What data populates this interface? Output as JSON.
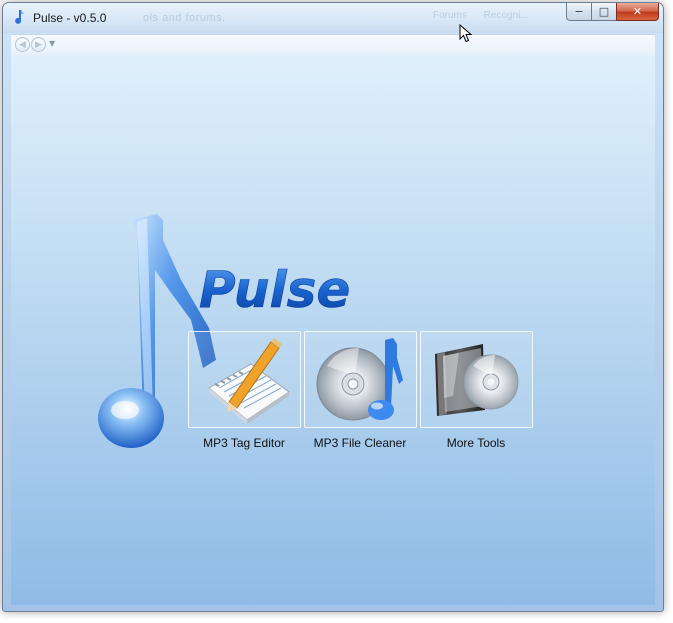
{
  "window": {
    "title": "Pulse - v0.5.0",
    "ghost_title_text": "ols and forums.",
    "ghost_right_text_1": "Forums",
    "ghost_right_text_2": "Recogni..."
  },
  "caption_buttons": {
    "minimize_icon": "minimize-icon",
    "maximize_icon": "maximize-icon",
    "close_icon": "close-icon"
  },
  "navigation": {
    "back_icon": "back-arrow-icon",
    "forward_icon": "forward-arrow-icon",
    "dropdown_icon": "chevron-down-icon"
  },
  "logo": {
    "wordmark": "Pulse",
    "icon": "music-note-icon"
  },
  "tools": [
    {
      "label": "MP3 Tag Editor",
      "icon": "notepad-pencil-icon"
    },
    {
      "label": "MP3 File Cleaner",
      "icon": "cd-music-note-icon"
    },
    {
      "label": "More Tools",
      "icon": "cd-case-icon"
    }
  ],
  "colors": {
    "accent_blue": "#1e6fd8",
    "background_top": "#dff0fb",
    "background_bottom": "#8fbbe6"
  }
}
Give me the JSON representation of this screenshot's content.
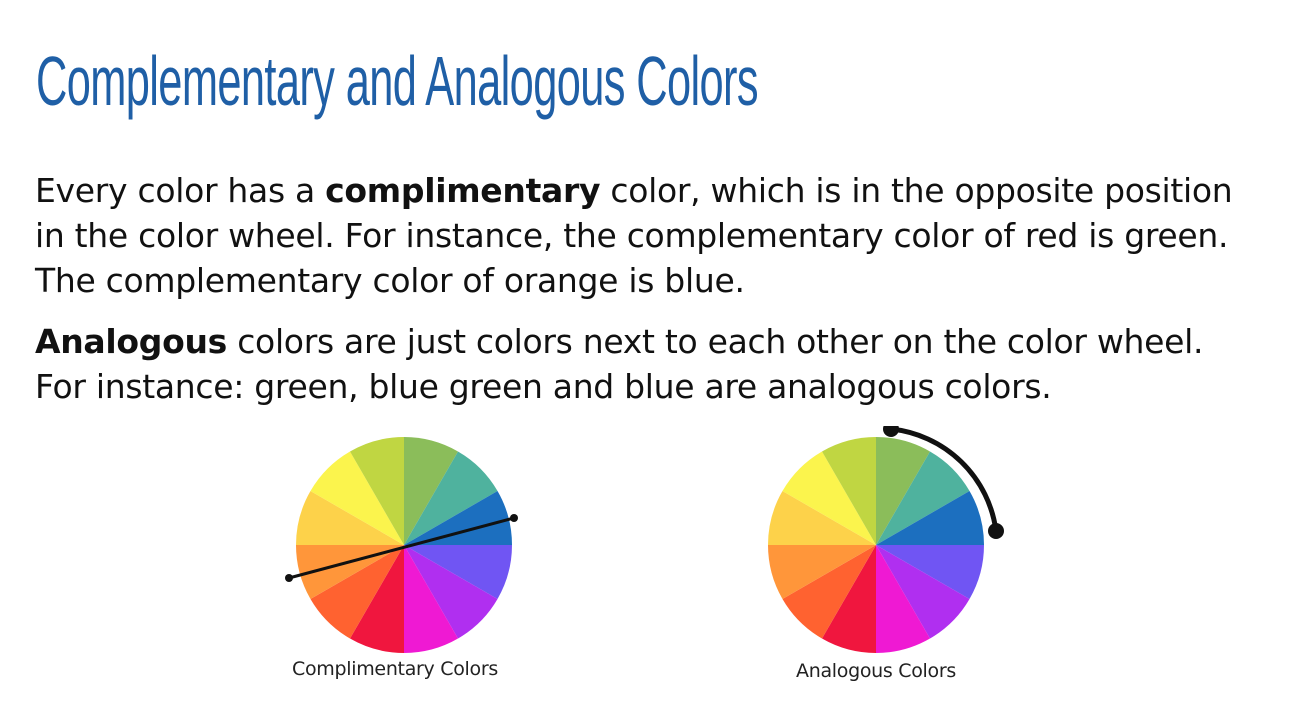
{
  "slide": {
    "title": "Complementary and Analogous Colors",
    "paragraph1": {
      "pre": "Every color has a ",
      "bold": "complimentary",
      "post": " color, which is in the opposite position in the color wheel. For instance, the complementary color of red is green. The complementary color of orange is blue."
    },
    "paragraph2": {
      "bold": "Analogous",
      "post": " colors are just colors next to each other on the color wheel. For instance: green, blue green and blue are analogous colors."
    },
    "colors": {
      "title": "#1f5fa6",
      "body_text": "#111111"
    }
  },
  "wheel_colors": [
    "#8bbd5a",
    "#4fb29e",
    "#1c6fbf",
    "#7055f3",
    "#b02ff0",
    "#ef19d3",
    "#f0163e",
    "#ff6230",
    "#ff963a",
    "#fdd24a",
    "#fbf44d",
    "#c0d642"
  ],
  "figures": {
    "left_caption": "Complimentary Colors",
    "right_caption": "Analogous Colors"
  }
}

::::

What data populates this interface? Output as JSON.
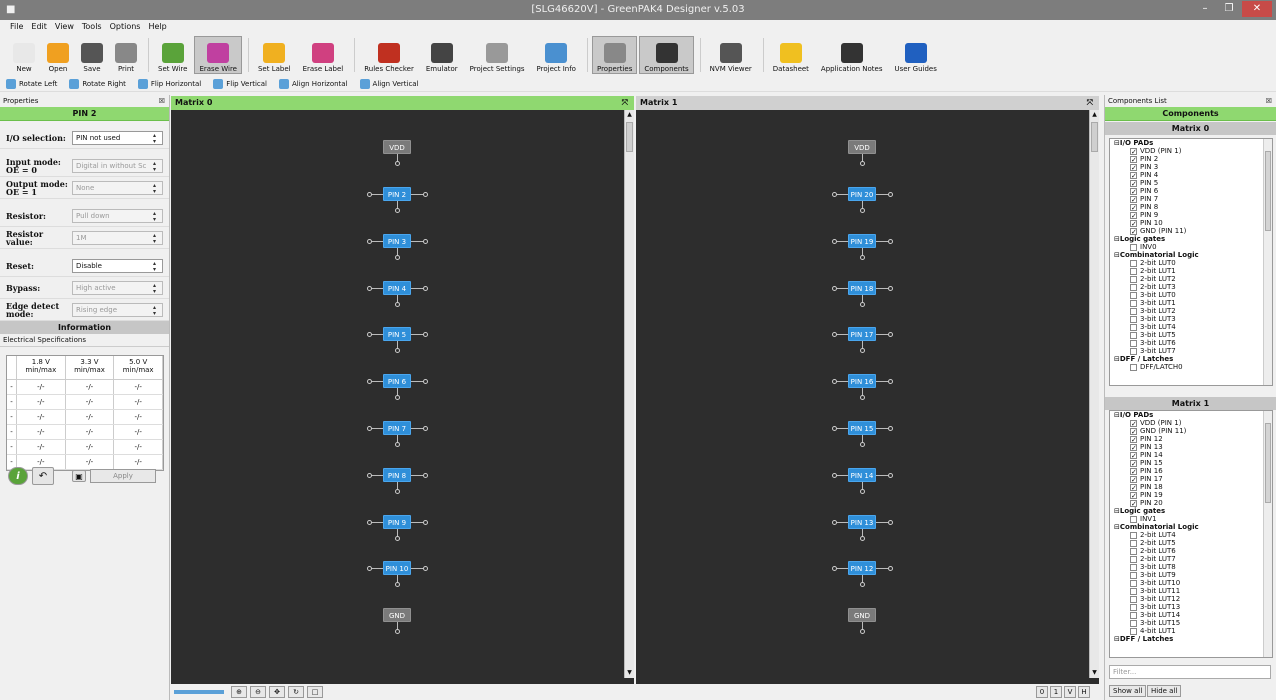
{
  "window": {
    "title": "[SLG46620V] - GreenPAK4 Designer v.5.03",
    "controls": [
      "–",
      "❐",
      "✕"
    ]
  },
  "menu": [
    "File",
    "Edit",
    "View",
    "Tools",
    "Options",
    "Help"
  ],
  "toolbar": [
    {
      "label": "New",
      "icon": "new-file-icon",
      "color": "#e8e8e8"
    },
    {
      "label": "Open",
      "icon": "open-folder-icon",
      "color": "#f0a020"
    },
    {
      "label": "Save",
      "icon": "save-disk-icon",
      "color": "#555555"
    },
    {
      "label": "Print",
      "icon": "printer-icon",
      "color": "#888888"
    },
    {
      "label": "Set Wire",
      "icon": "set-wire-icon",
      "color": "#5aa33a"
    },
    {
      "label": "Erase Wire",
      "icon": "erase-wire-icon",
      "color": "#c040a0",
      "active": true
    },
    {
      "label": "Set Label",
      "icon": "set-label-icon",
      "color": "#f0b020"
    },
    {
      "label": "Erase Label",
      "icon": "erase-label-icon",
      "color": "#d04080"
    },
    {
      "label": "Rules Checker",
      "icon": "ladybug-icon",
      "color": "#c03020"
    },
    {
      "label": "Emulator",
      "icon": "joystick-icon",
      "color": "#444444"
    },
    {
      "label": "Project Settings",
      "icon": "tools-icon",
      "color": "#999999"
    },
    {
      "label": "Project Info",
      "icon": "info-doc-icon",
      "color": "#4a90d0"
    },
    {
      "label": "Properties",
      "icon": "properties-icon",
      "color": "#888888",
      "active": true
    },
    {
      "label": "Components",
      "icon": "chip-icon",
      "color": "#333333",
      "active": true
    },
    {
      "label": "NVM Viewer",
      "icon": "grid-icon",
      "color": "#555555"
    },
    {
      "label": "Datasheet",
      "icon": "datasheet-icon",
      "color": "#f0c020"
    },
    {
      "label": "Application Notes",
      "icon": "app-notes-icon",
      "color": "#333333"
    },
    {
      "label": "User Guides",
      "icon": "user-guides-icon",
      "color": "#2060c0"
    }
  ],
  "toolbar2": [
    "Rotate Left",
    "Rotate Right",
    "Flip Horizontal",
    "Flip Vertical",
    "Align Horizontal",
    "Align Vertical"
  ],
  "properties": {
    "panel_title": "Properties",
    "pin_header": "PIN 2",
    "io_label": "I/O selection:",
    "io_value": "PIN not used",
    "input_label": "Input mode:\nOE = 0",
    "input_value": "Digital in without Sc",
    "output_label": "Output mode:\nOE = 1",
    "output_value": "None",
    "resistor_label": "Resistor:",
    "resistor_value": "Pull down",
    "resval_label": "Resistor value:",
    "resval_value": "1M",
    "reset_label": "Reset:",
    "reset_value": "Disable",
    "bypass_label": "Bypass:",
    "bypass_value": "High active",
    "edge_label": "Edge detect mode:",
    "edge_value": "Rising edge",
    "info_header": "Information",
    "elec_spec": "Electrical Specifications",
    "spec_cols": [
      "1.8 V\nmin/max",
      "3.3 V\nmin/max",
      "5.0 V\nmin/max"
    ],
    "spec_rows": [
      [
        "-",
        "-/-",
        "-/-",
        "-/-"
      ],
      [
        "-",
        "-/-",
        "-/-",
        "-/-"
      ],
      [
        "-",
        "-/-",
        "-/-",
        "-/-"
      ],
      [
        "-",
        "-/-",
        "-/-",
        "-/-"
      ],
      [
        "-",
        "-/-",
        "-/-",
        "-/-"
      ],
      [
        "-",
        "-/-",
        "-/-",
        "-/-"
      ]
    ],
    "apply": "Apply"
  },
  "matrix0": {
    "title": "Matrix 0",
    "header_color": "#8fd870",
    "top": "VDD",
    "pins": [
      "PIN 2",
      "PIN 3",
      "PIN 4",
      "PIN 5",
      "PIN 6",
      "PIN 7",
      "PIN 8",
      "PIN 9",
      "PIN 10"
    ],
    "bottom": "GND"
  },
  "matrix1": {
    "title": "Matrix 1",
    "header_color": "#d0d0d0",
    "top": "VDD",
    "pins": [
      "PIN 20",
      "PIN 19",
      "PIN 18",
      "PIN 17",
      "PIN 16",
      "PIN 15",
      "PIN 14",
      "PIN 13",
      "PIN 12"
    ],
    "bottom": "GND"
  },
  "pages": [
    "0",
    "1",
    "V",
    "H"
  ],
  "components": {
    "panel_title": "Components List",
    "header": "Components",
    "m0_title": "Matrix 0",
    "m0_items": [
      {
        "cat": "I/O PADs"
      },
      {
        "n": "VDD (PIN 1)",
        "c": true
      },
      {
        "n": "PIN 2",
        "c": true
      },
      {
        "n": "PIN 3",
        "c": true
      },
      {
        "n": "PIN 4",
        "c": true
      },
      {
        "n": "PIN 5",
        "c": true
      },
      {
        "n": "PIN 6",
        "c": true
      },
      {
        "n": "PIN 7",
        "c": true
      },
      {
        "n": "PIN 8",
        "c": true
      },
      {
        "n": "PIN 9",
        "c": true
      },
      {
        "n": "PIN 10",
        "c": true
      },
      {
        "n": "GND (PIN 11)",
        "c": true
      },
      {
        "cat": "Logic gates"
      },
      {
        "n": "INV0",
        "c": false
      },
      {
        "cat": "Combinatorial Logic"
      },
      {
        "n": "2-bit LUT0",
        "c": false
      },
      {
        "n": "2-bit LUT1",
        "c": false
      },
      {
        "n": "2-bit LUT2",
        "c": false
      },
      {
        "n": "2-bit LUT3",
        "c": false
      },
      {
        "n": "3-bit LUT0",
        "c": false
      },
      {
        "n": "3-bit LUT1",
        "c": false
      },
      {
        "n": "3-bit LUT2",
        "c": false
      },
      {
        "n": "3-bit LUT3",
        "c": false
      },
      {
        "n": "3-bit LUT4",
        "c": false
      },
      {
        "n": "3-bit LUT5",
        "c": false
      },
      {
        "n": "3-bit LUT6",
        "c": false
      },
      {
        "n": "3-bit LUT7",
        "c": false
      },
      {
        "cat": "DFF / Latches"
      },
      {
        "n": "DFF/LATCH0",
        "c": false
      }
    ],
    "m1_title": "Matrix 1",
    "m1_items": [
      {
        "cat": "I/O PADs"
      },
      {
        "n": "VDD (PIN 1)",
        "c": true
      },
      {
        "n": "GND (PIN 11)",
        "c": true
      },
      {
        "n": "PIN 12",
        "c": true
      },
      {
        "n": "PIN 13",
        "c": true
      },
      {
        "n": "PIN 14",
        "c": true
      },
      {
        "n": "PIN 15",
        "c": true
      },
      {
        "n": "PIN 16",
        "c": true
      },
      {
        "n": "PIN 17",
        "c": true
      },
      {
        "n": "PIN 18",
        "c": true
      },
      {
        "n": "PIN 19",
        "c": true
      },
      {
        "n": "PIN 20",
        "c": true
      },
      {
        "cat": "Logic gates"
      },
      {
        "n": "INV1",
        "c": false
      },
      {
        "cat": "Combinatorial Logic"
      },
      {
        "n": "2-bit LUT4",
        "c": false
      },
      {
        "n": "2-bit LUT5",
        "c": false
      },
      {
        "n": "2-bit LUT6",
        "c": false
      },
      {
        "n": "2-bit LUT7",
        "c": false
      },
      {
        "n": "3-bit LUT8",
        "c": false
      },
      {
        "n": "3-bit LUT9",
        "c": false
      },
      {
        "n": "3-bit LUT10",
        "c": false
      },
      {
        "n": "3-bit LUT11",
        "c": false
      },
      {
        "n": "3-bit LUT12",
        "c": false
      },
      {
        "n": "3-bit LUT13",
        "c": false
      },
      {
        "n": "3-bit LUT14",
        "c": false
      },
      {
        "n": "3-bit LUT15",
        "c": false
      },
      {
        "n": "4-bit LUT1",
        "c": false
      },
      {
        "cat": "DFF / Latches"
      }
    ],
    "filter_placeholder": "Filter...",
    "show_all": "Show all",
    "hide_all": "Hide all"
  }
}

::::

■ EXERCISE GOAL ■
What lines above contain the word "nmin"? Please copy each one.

■ RESULT OF THIS TASK ■
      "1.8 V\nmin/max",
      "3.3 V\nmin/max",
      "5.0 V\nmin/max"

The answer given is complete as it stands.